Exercise: Each record listed below is to be output exactly as written.

Interface dataset entries:
= = = = =
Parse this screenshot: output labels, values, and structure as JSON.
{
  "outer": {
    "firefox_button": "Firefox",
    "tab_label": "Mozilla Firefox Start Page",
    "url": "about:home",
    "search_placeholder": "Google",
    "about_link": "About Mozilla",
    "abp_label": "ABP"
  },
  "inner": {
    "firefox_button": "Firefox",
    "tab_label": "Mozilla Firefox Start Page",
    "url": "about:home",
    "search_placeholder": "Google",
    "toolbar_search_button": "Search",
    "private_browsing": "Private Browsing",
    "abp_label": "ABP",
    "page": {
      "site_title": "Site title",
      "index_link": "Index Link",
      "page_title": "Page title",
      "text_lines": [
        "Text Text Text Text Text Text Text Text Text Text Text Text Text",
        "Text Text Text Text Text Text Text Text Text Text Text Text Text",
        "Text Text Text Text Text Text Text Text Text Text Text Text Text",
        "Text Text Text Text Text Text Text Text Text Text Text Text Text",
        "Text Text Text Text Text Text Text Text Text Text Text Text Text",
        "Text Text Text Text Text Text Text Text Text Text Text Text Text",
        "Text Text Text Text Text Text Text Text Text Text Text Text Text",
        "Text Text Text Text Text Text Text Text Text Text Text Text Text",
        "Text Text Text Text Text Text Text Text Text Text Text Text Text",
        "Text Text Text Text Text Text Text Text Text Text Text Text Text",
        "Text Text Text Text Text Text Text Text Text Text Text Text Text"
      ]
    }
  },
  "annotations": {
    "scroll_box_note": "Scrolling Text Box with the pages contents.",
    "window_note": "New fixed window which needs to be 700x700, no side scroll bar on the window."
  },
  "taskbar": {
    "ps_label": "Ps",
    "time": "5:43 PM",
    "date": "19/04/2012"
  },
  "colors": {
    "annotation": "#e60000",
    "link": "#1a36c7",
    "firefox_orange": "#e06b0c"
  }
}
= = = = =
Solution to the exercise:
Parse this screenshot: output labels, values, and structure as JSON.
{
  "outer": {
    "firefox_button": "Firefox",
    "tab_label": "Mozilla Firefox Start Page",
    "url": "about:home",
    "search_placeholder": "Google",
    "about_link": "About Mozilla",
    "abp_label": "ABP"
  },
  "inner": {
    "firefox_button": "Firefox",
    "tab_label": "Mozilla Firefox Start Page",
    "url": "about:home",
    "search_placeholder": "Google",
    "toolbar_search_button": "Search",
    "private_browsing": "Private Browsing",
    "abp_label": "ABP",
    "page": {
      "site_title": "Site title",
      "index_link": "Index Link",
      "page_title": "Page title",
      "text_lines": [
        "Text Text Text Text Text Text Text Text Text Text Text Text Text",
        "Text Text Text Text Text Text Text Text Text Text Text Text Text",
        "Text Text Text Text Text Text Text Text Text Text Text Text Text",
        "Text Text Text Text Text Text Text Text Text Text Text Text Text",
        "Text Text Text Text Text Text Text Text Text Text Text Text Text",
        "Text Text Text Text Text Text Text Text Text Text Text Text Text",
        "Text Text Text Text Text Text Text Text Text Text Text Text Text",
        "Text Text Text Text Text Text Text Text Text Text Text Text Text",
        "Text Text Text Text Text Text Text Text Text Text Text Text Text",
        "Text Text Text Text Text Text Text Text Text Text Text Text Text",
        "Text Text Text Text Text Text Text Text Text Text Text Text Text"
      ]
    }
  },
  "annotations": {
    "scroll_box_note": "Scrolling Text Box with the pages contents.",
    "window_note": "New fixed window which needs to be 700x700, no side scroll bar on the window."
  },
  "taskbar": {
    "ps_label": "Ps",
    "time": "5:43 PM",
    "date": "19/04/2012"
  },
  "colors": {
    "annotation": "#e60000",
    "link": "#1a36c7",
    "firefox_orange": "#e06b0c"
  }
}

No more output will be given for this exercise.